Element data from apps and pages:
******************************

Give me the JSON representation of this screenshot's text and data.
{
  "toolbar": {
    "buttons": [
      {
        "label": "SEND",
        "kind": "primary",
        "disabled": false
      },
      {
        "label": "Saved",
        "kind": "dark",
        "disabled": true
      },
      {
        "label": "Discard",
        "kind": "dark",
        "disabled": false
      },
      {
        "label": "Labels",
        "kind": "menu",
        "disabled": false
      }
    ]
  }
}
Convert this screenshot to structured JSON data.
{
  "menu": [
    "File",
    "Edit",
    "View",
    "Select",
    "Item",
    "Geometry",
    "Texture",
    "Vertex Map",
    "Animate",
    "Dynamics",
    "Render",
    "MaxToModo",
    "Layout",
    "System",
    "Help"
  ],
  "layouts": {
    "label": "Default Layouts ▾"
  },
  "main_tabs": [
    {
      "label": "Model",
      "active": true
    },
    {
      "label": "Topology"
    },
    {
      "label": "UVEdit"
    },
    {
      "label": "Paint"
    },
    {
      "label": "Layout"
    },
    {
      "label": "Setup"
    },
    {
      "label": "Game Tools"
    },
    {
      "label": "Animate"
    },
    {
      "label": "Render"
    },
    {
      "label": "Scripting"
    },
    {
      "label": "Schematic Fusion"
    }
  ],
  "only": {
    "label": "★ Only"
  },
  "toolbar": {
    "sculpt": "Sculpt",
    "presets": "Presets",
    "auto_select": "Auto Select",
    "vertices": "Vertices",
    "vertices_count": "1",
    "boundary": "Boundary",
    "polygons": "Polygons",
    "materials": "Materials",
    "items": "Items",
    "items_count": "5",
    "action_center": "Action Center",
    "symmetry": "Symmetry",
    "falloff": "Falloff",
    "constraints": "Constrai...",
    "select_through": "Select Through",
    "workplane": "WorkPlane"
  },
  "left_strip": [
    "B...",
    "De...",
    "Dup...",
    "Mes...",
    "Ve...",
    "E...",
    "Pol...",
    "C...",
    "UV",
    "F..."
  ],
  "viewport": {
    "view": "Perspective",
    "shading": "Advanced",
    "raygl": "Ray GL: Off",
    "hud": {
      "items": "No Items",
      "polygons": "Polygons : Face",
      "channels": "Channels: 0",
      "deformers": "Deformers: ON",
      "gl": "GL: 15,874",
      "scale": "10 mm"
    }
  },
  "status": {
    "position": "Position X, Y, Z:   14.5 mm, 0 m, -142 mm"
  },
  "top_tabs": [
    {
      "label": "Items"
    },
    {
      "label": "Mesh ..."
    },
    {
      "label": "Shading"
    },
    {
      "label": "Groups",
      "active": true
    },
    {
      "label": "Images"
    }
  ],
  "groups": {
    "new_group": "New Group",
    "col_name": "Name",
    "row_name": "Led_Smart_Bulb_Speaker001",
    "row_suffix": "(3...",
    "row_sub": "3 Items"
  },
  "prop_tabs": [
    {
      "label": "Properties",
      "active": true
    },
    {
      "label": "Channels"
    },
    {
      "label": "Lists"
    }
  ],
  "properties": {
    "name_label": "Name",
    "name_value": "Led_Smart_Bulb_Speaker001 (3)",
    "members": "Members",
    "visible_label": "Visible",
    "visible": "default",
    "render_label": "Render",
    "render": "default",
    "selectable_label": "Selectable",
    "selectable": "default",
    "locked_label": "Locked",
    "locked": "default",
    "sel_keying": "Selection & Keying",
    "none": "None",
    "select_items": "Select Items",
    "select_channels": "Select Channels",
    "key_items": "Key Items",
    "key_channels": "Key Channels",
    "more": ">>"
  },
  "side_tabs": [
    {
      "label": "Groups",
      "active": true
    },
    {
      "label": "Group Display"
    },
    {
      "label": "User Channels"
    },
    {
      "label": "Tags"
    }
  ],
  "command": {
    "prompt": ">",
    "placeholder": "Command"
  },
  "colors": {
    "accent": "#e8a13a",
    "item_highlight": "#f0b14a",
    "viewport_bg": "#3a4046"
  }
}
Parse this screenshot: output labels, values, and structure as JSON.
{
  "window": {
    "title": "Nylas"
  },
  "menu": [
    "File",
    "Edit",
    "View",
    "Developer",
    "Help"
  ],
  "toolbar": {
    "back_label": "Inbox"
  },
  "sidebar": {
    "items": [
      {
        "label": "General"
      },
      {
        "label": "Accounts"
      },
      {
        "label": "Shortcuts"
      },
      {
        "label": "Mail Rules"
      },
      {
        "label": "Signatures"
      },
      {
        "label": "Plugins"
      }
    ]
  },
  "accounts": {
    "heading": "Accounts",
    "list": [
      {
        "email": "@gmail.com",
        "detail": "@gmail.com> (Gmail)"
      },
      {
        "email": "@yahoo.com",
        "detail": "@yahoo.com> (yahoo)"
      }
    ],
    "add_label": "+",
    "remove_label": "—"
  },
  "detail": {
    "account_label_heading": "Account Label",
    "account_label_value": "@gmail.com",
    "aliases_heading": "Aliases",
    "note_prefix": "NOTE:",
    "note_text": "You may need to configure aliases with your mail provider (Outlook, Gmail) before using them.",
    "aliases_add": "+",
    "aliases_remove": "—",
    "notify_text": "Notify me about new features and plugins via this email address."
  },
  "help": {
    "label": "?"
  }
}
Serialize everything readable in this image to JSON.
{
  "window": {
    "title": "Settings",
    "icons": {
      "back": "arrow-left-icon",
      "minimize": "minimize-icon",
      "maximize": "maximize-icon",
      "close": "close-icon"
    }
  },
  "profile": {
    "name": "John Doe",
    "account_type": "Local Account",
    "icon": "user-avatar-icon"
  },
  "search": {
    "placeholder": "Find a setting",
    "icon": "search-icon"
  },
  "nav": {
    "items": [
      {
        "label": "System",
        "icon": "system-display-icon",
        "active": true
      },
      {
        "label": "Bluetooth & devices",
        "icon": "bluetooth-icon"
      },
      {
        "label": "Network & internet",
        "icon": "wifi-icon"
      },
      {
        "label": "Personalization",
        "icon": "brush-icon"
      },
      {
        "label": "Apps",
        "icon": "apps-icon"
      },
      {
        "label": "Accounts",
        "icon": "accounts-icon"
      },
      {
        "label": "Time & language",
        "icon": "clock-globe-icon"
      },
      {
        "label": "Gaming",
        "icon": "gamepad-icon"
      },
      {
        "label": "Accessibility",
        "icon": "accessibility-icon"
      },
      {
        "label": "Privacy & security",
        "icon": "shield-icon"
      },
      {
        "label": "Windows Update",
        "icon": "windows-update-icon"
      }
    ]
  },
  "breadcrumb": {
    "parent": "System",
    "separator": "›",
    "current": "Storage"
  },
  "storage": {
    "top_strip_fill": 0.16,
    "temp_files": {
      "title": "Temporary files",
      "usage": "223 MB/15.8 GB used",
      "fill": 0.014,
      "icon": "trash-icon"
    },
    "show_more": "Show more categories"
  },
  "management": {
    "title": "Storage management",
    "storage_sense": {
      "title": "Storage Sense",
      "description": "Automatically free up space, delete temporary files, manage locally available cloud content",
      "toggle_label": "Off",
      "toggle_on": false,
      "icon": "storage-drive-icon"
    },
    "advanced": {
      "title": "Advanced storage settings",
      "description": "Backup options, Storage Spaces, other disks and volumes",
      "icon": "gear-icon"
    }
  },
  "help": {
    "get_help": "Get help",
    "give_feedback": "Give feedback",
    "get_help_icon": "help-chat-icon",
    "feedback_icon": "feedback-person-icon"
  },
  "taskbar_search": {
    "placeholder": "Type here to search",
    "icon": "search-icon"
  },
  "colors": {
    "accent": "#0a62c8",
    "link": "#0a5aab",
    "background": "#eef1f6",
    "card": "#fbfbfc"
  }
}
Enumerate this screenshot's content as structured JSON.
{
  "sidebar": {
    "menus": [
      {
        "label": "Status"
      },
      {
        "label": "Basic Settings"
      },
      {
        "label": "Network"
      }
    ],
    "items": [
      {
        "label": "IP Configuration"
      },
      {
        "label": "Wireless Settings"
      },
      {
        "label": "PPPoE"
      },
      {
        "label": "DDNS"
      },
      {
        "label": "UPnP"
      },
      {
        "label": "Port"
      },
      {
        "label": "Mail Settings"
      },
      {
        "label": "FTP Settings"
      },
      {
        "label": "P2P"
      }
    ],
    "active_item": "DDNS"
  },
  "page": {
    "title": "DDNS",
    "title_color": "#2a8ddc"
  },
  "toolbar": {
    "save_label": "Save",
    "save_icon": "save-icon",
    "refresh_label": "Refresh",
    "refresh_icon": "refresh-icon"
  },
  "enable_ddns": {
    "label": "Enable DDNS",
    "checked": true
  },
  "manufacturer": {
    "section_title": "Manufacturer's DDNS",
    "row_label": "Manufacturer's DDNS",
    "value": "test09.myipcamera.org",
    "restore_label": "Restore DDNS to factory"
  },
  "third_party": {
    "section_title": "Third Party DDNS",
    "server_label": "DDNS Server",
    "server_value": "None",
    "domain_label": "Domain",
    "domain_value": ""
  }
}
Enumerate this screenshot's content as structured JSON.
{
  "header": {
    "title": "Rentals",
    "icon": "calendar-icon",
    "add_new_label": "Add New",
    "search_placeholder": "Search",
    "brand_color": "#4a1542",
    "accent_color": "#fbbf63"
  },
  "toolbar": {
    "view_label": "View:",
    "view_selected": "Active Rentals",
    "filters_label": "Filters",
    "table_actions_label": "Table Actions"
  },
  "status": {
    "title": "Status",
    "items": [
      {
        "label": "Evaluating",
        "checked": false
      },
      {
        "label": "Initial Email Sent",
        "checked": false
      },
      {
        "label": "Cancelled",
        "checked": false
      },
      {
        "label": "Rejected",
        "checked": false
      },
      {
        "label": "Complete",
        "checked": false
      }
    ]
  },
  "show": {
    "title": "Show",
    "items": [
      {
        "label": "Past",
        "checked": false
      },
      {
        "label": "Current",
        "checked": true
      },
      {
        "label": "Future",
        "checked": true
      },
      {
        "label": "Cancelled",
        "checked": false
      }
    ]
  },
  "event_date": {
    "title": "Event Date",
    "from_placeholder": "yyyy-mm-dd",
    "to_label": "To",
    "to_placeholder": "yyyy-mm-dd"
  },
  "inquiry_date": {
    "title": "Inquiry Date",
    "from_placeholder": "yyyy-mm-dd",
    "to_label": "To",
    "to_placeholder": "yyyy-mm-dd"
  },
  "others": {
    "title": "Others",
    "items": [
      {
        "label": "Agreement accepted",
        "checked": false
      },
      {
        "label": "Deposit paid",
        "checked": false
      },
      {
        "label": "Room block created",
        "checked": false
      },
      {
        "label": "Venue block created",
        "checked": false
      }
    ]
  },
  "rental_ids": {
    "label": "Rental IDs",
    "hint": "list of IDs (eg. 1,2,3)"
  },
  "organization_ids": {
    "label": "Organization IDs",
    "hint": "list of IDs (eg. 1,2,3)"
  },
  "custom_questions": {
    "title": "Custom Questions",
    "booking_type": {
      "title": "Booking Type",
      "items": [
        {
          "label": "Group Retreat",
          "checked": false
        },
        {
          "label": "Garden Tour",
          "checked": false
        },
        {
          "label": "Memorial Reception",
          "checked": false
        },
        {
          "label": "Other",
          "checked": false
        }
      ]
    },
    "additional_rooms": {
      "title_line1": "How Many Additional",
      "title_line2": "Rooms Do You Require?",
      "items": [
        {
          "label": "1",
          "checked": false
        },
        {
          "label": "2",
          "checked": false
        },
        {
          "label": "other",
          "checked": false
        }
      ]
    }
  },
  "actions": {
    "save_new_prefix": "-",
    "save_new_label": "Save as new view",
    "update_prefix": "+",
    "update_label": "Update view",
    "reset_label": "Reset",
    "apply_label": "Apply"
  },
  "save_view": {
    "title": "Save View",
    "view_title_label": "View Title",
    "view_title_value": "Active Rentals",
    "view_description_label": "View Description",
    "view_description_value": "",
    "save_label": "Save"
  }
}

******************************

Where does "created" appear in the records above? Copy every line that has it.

        "label": "Room block created",
        "label": "Venue block created",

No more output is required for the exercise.